TASK TO CARRY OUT >>
Copy every line of the records below that holds the word "Enter".

Excerpts from an interface dataset
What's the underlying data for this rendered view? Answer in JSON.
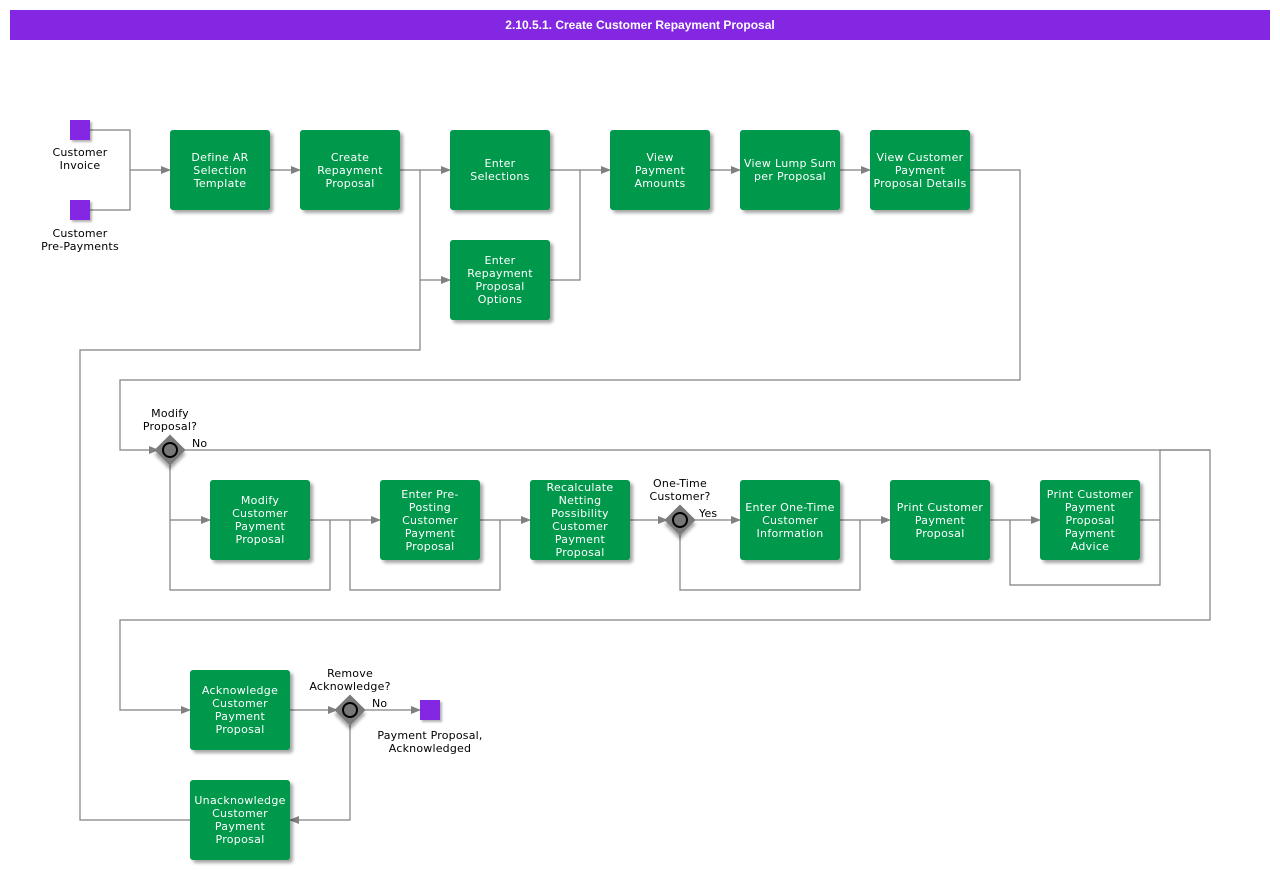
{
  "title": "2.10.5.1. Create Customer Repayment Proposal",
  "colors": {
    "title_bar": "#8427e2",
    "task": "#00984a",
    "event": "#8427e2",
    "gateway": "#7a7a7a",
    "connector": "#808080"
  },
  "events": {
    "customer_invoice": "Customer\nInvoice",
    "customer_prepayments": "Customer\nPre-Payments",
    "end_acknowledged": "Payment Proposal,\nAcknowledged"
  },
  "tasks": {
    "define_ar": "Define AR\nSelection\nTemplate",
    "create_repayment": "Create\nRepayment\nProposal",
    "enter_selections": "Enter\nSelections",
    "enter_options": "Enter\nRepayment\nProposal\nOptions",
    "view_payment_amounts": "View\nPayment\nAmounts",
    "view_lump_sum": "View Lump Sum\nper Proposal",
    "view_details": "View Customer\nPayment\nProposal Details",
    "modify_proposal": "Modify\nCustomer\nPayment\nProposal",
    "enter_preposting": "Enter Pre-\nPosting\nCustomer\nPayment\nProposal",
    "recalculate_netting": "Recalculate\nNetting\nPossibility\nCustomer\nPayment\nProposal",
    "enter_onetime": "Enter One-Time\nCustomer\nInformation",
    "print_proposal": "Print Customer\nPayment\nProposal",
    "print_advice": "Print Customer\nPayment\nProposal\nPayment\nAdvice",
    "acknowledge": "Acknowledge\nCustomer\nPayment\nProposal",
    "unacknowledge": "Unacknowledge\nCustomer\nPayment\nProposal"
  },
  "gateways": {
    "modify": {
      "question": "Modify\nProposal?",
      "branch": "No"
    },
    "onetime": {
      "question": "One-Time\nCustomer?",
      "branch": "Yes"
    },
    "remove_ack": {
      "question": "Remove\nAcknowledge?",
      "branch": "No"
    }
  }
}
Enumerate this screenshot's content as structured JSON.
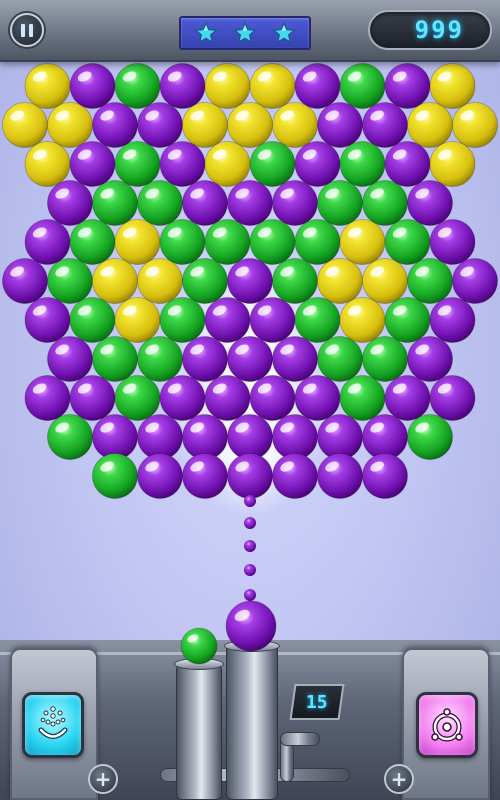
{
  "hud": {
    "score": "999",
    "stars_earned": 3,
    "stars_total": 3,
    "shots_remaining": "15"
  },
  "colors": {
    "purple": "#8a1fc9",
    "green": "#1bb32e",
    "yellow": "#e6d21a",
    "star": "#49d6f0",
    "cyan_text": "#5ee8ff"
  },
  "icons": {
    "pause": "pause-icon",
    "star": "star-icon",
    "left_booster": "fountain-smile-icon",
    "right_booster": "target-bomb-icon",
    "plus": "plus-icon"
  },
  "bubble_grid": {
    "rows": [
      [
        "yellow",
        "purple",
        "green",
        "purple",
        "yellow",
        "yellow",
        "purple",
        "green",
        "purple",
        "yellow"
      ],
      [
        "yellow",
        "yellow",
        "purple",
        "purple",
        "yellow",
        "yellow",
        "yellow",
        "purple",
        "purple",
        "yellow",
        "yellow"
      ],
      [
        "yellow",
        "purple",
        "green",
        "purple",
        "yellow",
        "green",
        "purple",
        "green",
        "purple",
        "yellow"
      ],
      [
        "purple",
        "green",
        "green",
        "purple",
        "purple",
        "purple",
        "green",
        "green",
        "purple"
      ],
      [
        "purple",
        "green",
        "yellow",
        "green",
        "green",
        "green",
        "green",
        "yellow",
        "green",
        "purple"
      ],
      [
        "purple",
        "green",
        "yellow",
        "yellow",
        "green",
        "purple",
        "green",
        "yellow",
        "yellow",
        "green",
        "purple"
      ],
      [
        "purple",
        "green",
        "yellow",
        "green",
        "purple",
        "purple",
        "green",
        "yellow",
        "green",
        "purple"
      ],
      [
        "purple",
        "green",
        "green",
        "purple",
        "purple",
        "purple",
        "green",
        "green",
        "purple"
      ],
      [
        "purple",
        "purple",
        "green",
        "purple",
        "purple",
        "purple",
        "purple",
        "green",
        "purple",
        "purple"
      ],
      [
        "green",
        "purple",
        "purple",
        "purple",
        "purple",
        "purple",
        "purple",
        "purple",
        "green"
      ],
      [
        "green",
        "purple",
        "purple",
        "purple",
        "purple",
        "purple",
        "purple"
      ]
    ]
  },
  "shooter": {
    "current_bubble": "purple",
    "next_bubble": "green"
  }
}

YOUR RESPONSE >>
    "enter_selections": "Enter\nSelections",
    "enter_options": "Enter\nRepayment\nProposal\nOptions",
    "enter_preposting": "Enter Pre-\nPosting\nCustomer\nPayment\nProposal",
    "enter_onetime": "Enter One-Time\nCustomer\nInformation",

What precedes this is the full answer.